If you're looking for success, odds are that you will need to take some risks:
The Greatest Reward is Generally Realized by Taking the Greatest Risk
Risk vs. reward is a concept that comes up often in real estate. Even in my office hours having brunch with a friend, I found myself explaining the concept of risk vs. reward. My friend Betty has a friend that needs to sell her home. Betty's friend, Marta, is cognitively impaired as a result of dementia, so Marta's daughter, Stephanie would be the seller through Power of Attorney. Here's where risk vs. reward comes into the picture.
Marta's house is a wreck. It needs A LOT of work and Stephanie is not close enough to do the work herself, and apparently not in a financial position to pay for it. After all, the care Marta is now requiring is costly and the funds from the home are needed for that. Betty has a family member, Roger, who flips houses. Betty wondered if hooking Roger up with Stephanie for a flip purchase was a good idea. Betty's concern, and rightly so, is that Stephanie will get her nose of out of joint that someone else is cashing in on her mom's home.
What Stephanie needs to understand is that, without the resources (money) to fix up the home, the price of the home, based on current condition, is drastically reduced. There is no flooring on top of the concrete slab and there were bathroom accidents that have left human urine soaked into the floors. Deferred maintenance, outdated kitchens and bathrooms, coupled with a rat infestation, are driving the price of this home down. So either Stephanie finds a way to take the risk (improving the home prior to sale for max sales price) or sells for what she knows she can get now and leaves the reward to the flipper, who the risk will be shuffled to in the purchase. She can't have it both ways. No one is going to overpay for the privilege of taking on risk.
In situations where resources and time are issues, often the risk is not even something a seller can bear. They have no choice but to bottom out the price to attract someone who can take on the risk for a future reward.
Another example of risk vs. reward that I see more commonly is that associated with cash offers vs. financing/appraisal contingent offers on listings. So many times, sellers will want two things that rarely go together in our Bristow-Gainesville-Haymarket real estate market: a cash buyer offering way above list price with no appraisal contingency.
Cash buyers are sure things. There is little risk. Cash buyers know this and their value in the market. As such, they generally offer lower than list price. A sure thing is rarely a great pay out. On the other hand, the higher offers generally do involve a buyer using financing and needing an appraisal. But to get that price, you have to jump through the appraisal hoop. Is it worth the risk? Depends on many factors, including the skill set your listing agent may or may not have in preparing a package for the appraiser. My skills are well honed in getting listings to appraise for high sales prices.
Risk vs. reward is ever present in real estate. Hopefully, you hire an experienced, professional real estate agent to help you navigate the risk vs. reward waters and figure out what combination of risk and reward works best for you. If you live in Bristow, Gainesville or Haymarket, that's my regular stomping ground.
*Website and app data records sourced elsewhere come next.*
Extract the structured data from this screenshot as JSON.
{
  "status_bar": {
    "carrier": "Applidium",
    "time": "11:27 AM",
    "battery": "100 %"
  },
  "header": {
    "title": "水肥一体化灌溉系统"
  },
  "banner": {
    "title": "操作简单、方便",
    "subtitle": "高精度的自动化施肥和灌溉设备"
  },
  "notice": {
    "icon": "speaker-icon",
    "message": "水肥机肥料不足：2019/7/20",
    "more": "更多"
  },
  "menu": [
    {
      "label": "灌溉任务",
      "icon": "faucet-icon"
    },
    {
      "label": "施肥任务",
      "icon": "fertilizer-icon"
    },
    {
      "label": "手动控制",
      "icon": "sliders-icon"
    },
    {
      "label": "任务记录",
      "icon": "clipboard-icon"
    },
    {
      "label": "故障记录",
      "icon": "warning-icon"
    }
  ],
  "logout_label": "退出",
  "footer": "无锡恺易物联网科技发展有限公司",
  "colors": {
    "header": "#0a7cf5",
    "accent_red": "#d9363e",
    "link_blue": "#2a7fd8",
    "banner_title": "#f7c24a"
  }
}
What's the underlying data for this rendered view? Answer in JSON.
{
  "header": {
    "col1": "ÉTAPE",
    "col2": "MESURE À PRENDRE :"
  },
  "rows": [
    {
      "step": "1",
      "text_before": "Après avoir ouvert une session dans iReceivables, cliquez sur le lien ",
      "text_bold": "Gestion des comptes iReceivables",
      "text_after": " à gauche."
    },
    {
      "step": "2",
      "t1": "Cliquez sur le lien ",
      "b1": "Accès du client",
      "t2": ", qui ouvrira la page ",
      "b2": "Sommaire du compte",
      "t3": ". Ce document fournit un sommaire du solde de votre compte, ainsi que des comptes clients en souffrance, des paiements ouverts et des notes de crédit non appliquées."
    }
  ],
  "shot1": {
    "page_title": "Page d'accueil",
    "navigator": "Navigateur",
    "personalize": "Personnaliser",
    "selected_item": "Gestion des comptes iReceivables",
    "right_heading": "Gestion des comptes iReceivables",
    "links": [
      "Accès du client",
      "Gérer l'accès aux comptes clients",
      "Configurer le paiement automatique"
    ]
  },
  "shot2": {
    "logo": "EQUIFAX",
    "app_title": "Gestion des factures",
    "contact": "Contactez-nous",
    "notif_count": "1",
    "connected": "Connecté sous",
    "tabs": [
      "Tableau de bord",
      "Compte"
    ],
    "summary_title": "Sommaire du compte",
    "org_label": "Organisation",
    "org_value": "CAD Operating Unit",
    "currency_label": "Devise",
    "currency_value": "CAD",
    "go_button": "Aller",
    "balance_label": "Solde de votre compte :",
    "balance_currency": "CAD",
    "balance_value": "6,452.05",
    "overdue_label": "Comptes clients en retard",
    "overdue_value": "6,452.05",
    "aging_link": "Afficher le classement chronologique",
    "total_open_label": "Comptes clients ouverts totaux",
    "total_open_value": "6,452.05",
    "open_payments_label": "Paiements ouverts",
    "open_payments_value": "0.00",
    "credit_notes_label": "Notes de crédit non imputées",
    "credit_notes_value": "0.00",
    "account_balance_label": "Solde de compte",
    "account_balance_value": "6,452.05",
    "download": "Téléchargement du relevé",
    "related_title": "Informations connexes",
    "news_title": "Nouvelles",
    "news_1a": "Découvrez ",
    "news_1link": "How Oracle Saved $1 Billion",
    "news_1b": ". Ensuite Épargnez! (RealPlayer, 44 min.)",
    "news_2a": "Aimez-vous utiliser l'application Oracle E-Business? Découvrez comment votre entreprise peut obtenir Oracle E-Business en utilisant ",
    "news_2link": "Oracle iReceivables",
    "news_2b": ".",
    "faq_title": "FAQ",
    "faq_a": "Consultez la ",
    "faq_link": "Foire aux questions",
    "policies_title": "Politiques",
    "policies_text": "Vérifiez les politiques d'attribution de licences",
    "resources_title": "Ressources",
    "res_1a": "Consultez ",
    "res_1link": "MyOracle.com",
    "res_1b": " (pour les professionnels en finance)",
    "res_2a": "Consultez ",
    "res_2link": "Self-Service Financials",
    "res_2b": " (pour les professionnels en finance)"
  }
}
Give me a call and let's evaluate the lay of the land in your upcoming real estate transaction.
Chris Ann Cleland, Associate Broker-Licensed in VA
2017, 2016, 2015 PWAR Top Producer
Long & Foster Real Estate, Gainesville, VA
The opinions expressed in this post are those of Chris Ann Cleland, not those of Long & Foster Real Estate®.